She also was known as a fierce protector of her husband, especially after the 1981 attempt on his life. To this end, she even consulted an astrologer about his schedule – a fact later revealed to some uproar by former chief of staff Donald Regan in his memoir.

From 1981-89, Nancy Reagan was annually voted one of the world’s ten most admired women in a Gallup poll and three times, she came in at number one.

In 1987, the then 66-year-old first lady was diagnosed with breast cancer. After undergoing successful surgery, she raised awareness of the disease among many women and in her later memoir “My Turn,” she stressed the importance of annual mammograms.

Following Reagan’s retirement after two terms as president, the couple left Washington for California, where in 1994, the president announced he had been diagnosed with Alzheimer’s disease. She spent most of her time caring for him until his death on June 5, 2004.
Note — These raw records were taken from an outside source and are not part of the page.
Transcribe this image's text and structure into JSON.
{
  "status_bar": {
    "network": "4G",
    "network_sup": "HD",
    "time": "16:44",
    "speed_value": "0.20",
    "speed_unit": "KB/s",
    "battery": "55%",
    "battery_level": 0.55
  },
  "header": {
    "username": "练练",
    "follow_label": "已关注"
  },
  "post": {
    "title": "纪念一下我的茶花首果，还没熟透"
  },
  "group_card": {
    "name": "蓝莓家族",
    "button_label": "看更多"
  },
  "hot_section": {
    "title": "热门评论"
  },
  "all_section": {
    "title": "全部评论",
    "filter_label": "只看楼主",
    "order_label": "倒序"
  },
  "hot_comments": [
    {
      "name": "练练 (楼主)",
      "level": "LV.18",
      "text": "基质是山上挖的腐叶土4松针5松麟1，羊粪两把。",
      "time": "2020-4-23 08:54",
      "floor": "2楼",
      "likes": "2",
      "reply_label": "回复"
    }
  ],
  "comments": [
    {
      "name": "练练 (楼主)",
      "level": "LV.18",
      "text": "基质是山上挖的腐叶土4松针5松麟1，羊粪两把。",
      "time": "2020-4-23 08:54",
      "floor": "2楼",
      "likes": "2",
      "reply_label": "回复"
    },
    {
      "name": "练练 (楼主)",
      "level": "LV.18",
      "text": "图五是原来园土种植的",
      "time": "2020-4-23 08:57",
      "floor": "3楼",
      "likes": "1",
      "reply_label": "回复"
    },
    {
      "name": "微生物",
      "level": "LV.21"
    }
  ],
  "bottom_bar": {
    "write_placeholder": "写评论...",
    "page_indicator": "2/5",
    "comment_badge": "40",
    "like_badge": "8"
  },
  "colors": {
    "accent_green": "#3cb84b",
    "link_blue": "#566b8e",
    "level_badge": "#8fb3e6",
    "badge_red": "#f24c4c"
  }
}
As a widow, Reagan remained active within the Reagan Library and became an advocate for stem cell research.

As she grew increasingly older and frail in appearance, she only rarely made public appearances.

She was portrayed in the liberal press as a rich, haughty woman out of touch with ordinary people. Her enemies constantly derided her for the way she dressed, the way she talked. Even her devotion to her husband was mocked.

Something as uplifting as the “Just Say No” campaign was ridiculed as being unrealistic. Trying to instill a sense of personal responsibility for their own lives in kids was apparently beyond the pale. The result of her failure is the state of our college youth today who wouldn’t know personal responsibility if it sat on their heads.

Nancy Reagan was a canny political operator in her own right. She was known as a gatekeeper, being able to discern motives and agendas from staff better than the president. Anyone working in the White House who underestimated her paid for it. Just ask Donald Regan.

A woman of many talents, she gave everything up to serve the ambitions of her husband. Many modern women would be uncomfortable with that arrangement. But it suited Mrs. Regan to a “T” and I’m sure she wouldn’t have had it any other way.